━━━━━ DATA FOR THIS TASK

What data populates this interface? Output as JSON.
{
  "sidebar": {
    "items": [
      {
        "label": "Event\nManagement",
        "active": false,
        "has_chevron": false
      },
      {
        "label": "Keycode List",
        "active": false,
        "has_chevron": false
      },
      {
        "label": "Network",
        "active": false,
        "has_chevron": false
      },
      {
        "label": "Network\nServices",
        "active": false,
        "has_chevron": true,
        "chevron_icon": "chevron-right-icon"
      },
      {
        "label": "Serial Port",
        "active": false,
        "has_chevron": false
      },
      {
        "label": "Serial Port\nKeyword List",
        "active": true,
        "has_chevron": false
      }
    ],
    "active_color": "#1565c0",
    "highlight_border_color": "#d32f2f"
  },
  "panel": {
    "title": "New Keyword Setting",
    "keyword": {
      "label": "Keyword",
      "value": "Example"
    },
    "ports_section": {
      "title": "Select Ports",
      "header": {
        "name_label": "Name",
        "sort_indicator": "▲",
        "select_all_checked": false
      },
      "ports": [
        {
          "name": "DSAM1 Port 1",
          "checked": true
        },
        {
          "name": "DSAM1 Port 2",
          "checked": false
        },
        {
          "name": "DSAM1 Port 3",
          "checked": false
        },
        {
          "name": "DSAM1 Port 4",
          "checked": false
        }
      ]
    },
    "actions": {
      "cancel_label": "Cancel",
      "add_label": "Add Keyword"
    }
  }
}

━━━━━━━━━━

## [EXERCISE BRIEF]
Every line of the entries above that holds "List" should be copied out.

## [FINISHED EXERCISE]
        "label": "Keycode List",
        "label": "Serial Port\nKeyword List",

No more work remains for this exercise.